DuckDuckGo, the upstart search engine that hangs it hat on protecting its users’ privacy, hit a new milestone on Monday: its first day with two million direct searches.
According to the company’s traffic page, DuckDuckGo saw 2,211,203 direct searches on Monday — up about 400,000 over Sunday’s searches. The phrase “direct searches” refers to humans that conduct searches on duckduckgo.com. It doesn’t include bot/API searches, which — in DuckDuckGo’s case — is averaging another 16+ million searches per day this month.
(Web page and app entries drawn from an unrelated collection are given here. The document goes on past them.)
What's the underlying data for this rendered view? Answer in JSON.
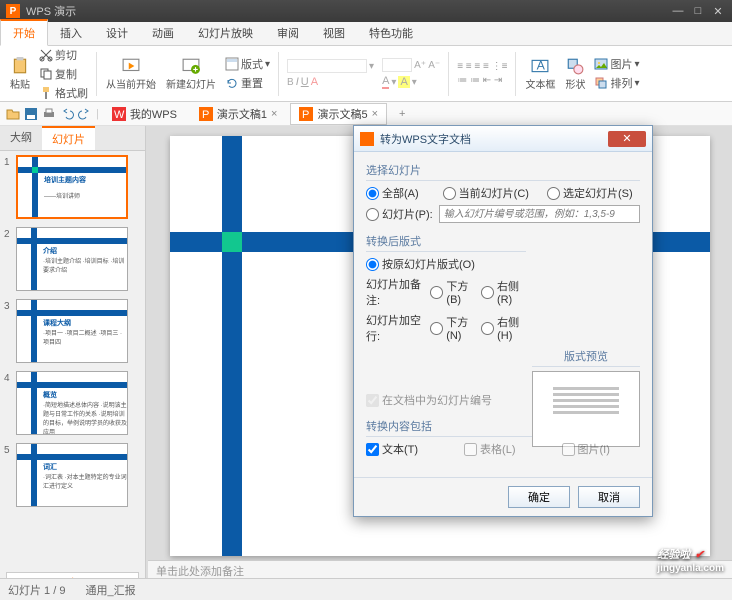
{
  "app": {
    "title": "WPS 演示"
  },
  "menu": {
    "tabs": [
      "开始",
      "插入",
      "设计",
      "动画",
      "幻灯片放映",
      "审阅",
      "视图",
      "特色功能"
    ],
    "active": 0
  },
  "ribbon": {
    "paste": "粘贴",
    "cut": "剪切",
    "copy": "复制",
    "fmtpaint": "格式刷",
    "fromcurrent": "从当前开始",
    "newslide": "新建幻灯片",
    "layout": "版式",
    "reset": "重置",
    "textbox": "文本框",
    "shape": "形状",
    "picture": "图片",
    "arrange": "排列"
  },
  "docs": {
    "items": [
      {
        "icon": "wps",
        "label": "我的WPS"
      },
      {
        "icon": "ppt",
        "label": "演示文稿1"
      },
      {
        "icon": "ppt",
        "label": "演示文稿5"
      }
    ],
    "active": 2
  },
  "leftpanel": {
    "tabs": [
      "大纲",
      "幻灯片"
    ],
    "active": 1,
    "slides": [
      {
        "n": "1",
        "title": "培训主题内容",
        "sub": "——培训讲师"
      },
      {
        "n": "2",
        "title": "介绍",
        "sub": "·培训主题介绍\n·培训目标\n·培训要求介绍"
      },
      {
        "n": "3",
        "title": "课程大纲",
        "sub": "·项目一\n·项目二概述\n·项目三\n·项目四"
      },
      {
        "n": "4",
        "title": "概览",
        "sub": "·简短地描述总体内容\n·说明该主题与日常工作的关系\n·说明培训的目标，举例说明学员的收获及应用"
      },
      {
        "n": "5",
        "title": "词汇",
        "sub": "·词汇表\n·对本主题特定的专业词汇进行定义"
      }
    ],
    "selected": 0
  },
  "notes": {
    "placeholder": "单击此处添加备注"
  },
  "status": {
    "slide": "幻灯片 1 / 9",
    "template": "通用_汇报"
  },
  "dialog": {
    "title": "转为WPS文字文档",
    "g1": {
      "label": "选择幻灯片",
      "all": "全部(A)",
      "current": "当前幻灯片(C)",
      "selected": "选定幻灯片(S)",
      "range": "幻灯片(P):",
      "placeholder": "输入幻灯片编号或范围，例如：1,3,5-9"
    },
    "g2": {
      "label": "转换后版式",
      "orig": "按原幻灯片版式(O)",
      "notes": "幻灯片加备注:",
      "below": "下方(B)",
      "right": "右侧(R)",
      "blank": "幻灯片加空行:",
      "belowN": "下方(N)",
      "rightH": "右侧(H)",
      "numbering": "在文档中为幻灯片编号"
    },
    "g3": {
      "label": "转换内容包括",
      "text": "文本(T)",
      "table": "表格(L)",
      "image": "图片(I)"
    },
    "preview": "版式预览",
    "ok": "确定",
    "cancel": "取消"
  },
  "watermark": {
    "brand": "经验啦",
    "url": "jingyanla.com"
  }
}
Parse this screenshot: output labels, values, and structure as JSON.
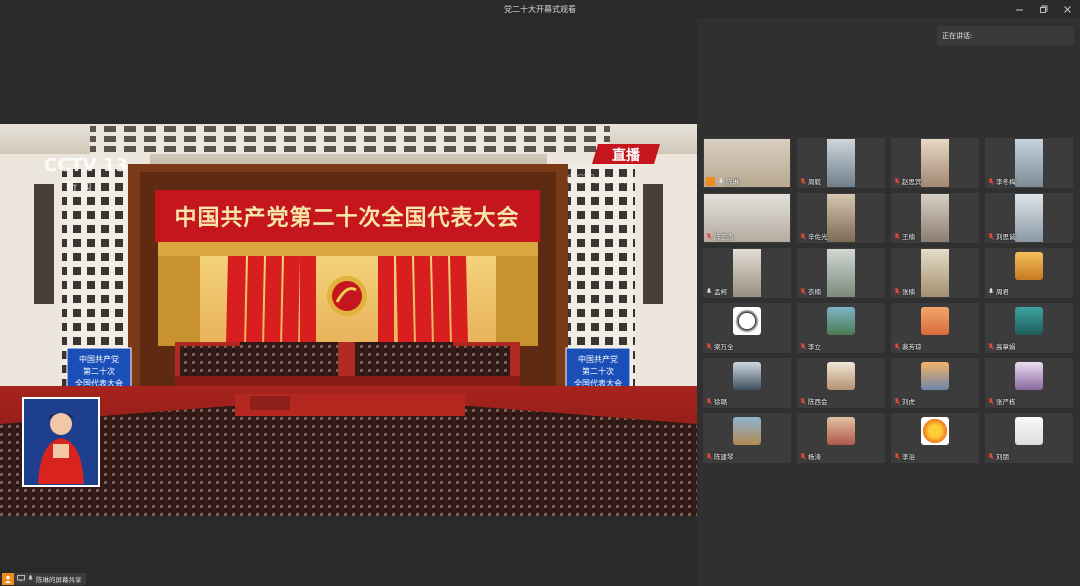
{
  "window": {
    "title": "党二十大开幕式观看",
    "controls": [
      "minimize-icon",
      "restore-icon",
      "close-icon"
    ]
  },
  "video": {
    "channel_logo": "CCTV 13",
    "channel_sub": "新 闻",
    "live_badge": "直播",
    "watermark": "CCTV.com",
    "banner": "中国共产党第二十次全国代表大会",
    "left_sign": [
      "中国共产党",
      "第二十次",
      "全国代表大会"
    ],
    "right_sign": [
      "中国共产党",
      "第二十次",
      "全国代表大会"
    ]
  },
  "panel": {
    "speaking_label": "正在讲话:"
  },
  "participants": [
    {
      "name": "陈琳",
      "host": true,
      "muted": false
    },
    {
      "name": "周毅",
      "muted": true
    },
    {
      "name": "赵思宾",
      "muted": true
    },
    {
      "name": "李冬梅",
      "muted": true
    },
    {
      "name": "陈正杰",
      "muted": true
    },
    {
      "name": "辛佐光",
      "muted": true
    },
    {
      "name": "王楠",
      "muted": true
    },
    {
      "name": "刘思诚",
      "muted": true
    },
    {
      "name": "孟柯",
      "muted": false
    },
    {
      "name": "衣楠",
      "muted": true
    },
    {
      "name": "张楠",
      "muted": true
    },
    {
      "name": "周君",
      "muted": false
    },
    {
      "name": "梁万全",
      "muted": true
    },
    {
      "name": "李立",
      "muted": true
    },
    {
      "name": "裴芳琼",
      "muted": true
    },
    {
      "name": "高章娟",
      "muted": true
    },
    {
      "name": "徐璐",
      "muted": true
    },
    {
      "name": "陈西会",
      "muted": true
    },
    {
      "name": "刘虎",
      "muted": true
    },
    {
      "name": "张严栋",
      "muted": true
    },
    {
      "name": "陈建琴",
      "muted": true
    },
    {
      "name": "杨涛",
      "muted": true
    },
    {
      "name": "李治",
      "muted": true
    },
    {
      "name": "刘朋",
      "muted": true
    }
  ],
  "bottom": {
    "share_label": "陈琳的屏幕共享"
  },
  "colors": {
    "accent": "#f08c1a",
    "mute_red": "#e24b3b",
    "banner_red": "#c4161c"
  }
}
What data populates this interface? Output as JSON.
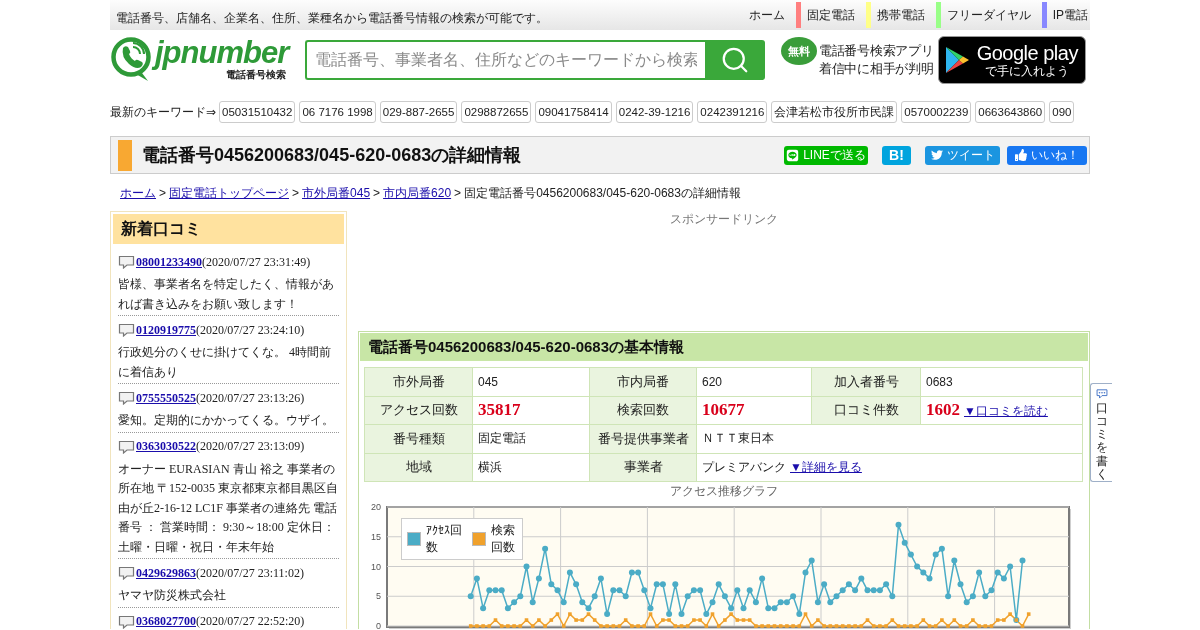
{
  "top_bar": {
    "tagline": "電話番号、店舗名、企業名、住所、業種名から電話番号情報の検索が可能です。",
    "nav": [
      {
        "label": "ホーム"
      },
      {
        "label": "固定電話",
        "color": "#ff7f7f"
      },
      {
        "label": "携帯電話",
        "color": "#ffff88"
      },
      {
        "label": "フリーダイヤル",
        "color": "#99ff88"
      },
      {
        "label": "IP電話",
        "color": "#8888ff"
      }
    ]
  },
  "header": {
    "logo": {
      "name": "jpnumber",
      "subtitle": "電話番号検索"
    },
    "search": {
      "placeholder": "電話番号、事業者名、住所などのキーワードから検索"
    },
    "app_promo": {
      "badge": "無料",
      "lines": [
        "電話番号検索アプリ",
        "着信中に相手が判明"
      ],
      "store_badge": {
        "title": "Google play",
        "subtitle": "で手に入れよう"
      }
    }
  },
  "keywords": {
    "label": "最新のキーワード⇒",
    "items": [
      "05031510432",
      "06 7176 1998",
      "029-887-2655",
      "0298872655",
      "09041758414",
      "0242-39-1216",
      "0242391216",
      "会津若松市役所市民課",
      "0570002239",
      "0663643860",
      "090"
    ]
  },
  "page_title": {
    "title": "電話番号0456200683/045-620-0683の詳細情報",
    "share_buttons": [
      {
        "kind": "line",
        "label": "LINEで送る"
      },
      {
        "kind": "hatena",
        "label": "B!"
      },
      {
        "kind": "tweet",
        "label": "ツイート"
      },
      {
        "kind": "like",
        "label": "いいね！"
      }
    ]
  },
  "breadcrumb": {
    "separator": ">",
    "links": [
      "ホーム",
      "固定電話トップページ",
      "市外局番045",
      "市内局番620"
    ],
    "current": "固定電話番号0456200683/045-620-0683の詳細情報"
  },
  "sidebar": {
    "title": "新着口コミ",
    "reviews": [
      {
        "number": "08001233490",
        "time": "(2020/07/27 23:31:49)",
        "comment": "皆様、事業者名を特定したく、情報があれば書き込みをお願い致します！"
      },
      {
        "number": "0120919775",
        "time": "(2020/07/27 23:24:10)",
        "comment": "行政処分のくせに掛けてくな。 4時間前に着信あり"
      },
      {
        "number": "0755550525",
        "time": "(2020/07/27 23:13:26)",
        "comment": "愛知。定期的にかかってくる。ウザイ。"
      },
      {
        "number": "0363030522",
        "time": "(2020/07/27 23:13:09)",
        "comment": "オーナー EURASIAN 青山 裕之 事業者の所在地 〒152-0035 東京都東京都目黒区自由が丘2-16-12 LC1F 事業者の連絡先 電話番号 ： 営業時間： 9:30～18:00 定休日：土曜・日曜・祝日・年末年始"
      },
      {
        "number": "0429629863",
        "time": "(2020/07/27 23:11:02)",
        "comment": "ヤマヤ防災株式会社"
      },
      {
        "number": "0368027700",
        "time": "(2020/07/27 22:52:20)"
      }
    ]
  },
  "sponsor_label": "スポンサードリンク",
  "basic_info": {
    "title": "電話番号0456200683/045-620-0683の基本情報",
    "rows": [
      [
        {
          "kind": "label",
          "text": "市外局番"
        },
        {
          "kind": "value",
          "text": "045"
        },
        {
          "kind": "label",
          "text": "市内局番"
        },
        {
          "kind": "value",
          "text": "620"
        },
        {
          "kind": "label",
          "text": "加入者番号"
        },
        {
          "kind": "value",
          "text": "0683"
        }
      ],
      [
        {
          "kind": "label",
          "text": "アクセス回数"
        },
        {
          "kind": "count",
          "text": "35817"
        },
        {
          "kind": "label",
          "text": "検索回数"
        },
        {
          "kind": "count",
          "text": "10677"
        },
        {
          "kind": "label",
          "text": "口コミ件数"
        },
        {
          "kind": "count",
          "text": "1602",
          "link": "▼口コミを読む"
        }
      ],
      [
        {
          "kind": "label",
          "text": "番号種類"
        },
        {
          "kind": "value",
          "text": "固定電話"
        },
        {
          "kind": "label",
          "text": "番号提供事業者"
        },
        {
          "kind": "value",
          "text": "ＮＴＴ東日本",
          "colspan": 3
        }
      ],
      [
        {
          "kind": "label",
          "text": "地域"
        },
        {
          "kind": "value",
          "text": "横浜"
        },
        {
          "kind": "label",
          "text": "事業者"
        },
        {
          "kind": "value",
          "text": "プレミアバンク",
          "link": "▼詳細を見る",
          "colspan": 3
        }
      ]
    ],
    "chart_data": {
      "type": "line",
      "title": "アクセス推移グラフ",
      "ylim": [
        0,
        20
      ],
      "yticks": [
        0,
        5,
        10,
        15,
        20
      ],
      "grid": true,
      "legend": "upper left",
      "series": [
        {
          "name": "ｱｸｾｽ回数",
          "color": "#4bacc6",
          "marker": "circle",
          "values": [
            null,
            null,
            null,
            null,
            null,
            null,
            null,
            null,
            null,
            null,
            null,
            null,
            null,
            5,
            8,
            3,
            6,
            6,
            6,
            3,
            4,
            5,
            10,
            4,
            8,
            13,
            7,
            6,
            4,
            9,
            7,
            4,
            3,
            5,
            8,
            2,
            6,
            6,
            5,
            9,
            9,
            6,
            3,
            7,
            7,
            2,
            7,
            2,
            5,
            6,
            6,
            2,
            4,
            7,
            5,
            3,
            6,
            3,
            6,
            4,
            8,
            3,
            3,
            4,
            4,
            5,
            2,
            9,
            11,
            4,
            7,
            4,
            5,
            6,
            7,
            6,
            8,
            6,
            6,
            6,
            7,
            5,
            17,
            14,
            12,
            10,
            9,
            8,
            12,
            13,
            5,
            11,
            7,
            4,
            5,
            9,
            5,
            6,
            9,
            8,
            10,
            1,
            11,
            null,
            null,
            null,
            null,
            null,
            null,
            null
          ]
        },
        {
          "name": "検索回数",
          "color": "#f0a12c",
          "marker": "square",
          "values": [
            null,
            null,
            null,
            null,
            null,
            null,
            null,
            null,
            null,
            null,
            null,
            null,
            null,
            0,
            0,
            0,
            0,
            1,
            0,
            0,
            0,
            0,
            1,
            0,
            1,
            0,
            1,
            2,
            0,
            2,
            1,
            1,
            2,
            1,
            0,
            0,
            0,
            0,
            1,
            0,
            0,
            0,
            2,
            0,
            1,
            1,
            0,
            0,
            0,
            1,
            1,
            0,
            2,
            0,
            1,
            2,
            1,
            1,
            1,
            0,
            0,
            0,
            0,
            0,
            0,
            0,
            0,
            2,
            0,
            1,
            0,
            0,
            0,
            0,
            0,
            0,
            0,
            1,
            0,
            0,
            0,
            1,
            0,
            0,
            0,
            0,
            1,
            0,
            0,
            1,
            0,
            1,
            0,
            0,
            1,
            0,
            0,
            0,
            1,
            1,
            2,
            1,
            0,
            2,
            null,
            null,
            null,
            null,
            null,
            null,
            null
          ]
        }
      ]
    }
  },
  "write_review_tab": {
    "label": "口コミを書く"
  }
}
The letters on the chart below are annotations that help explain the ups and downs shown on the chart. In this case, the “P” refers to DuckDuckGo founder and CEO, Gabriel Weinberg, making an appearance Monday on Bloomberg TV in a segment that’s titled (online), “The Search Engine that Vows Not to Track You.”
Yesterday’s TV appearance — and DuckDuckGo’s traffic spike — was no doubt inspired by all of the coverage and awareness of the PRISM scandal that has brought into question what Google, Microsoft (Bing), Yahoo and others are allowing in terms of government access to user data.
DuckDuckGo reached a million daily searches in February 2012 thanks to interest that was generated by Data Privacy Day. Prior to that, it first arrived on many people’s radar when it launched DontTrack.us, a website that details how Google tracks searchers and how DuckDuckGo doesn’t.
Two million searches is a sign of DuckDuckGo’s continued growth, but it’s still a tiny fraction of the billion+ daily searches that Google says it gets worldwide.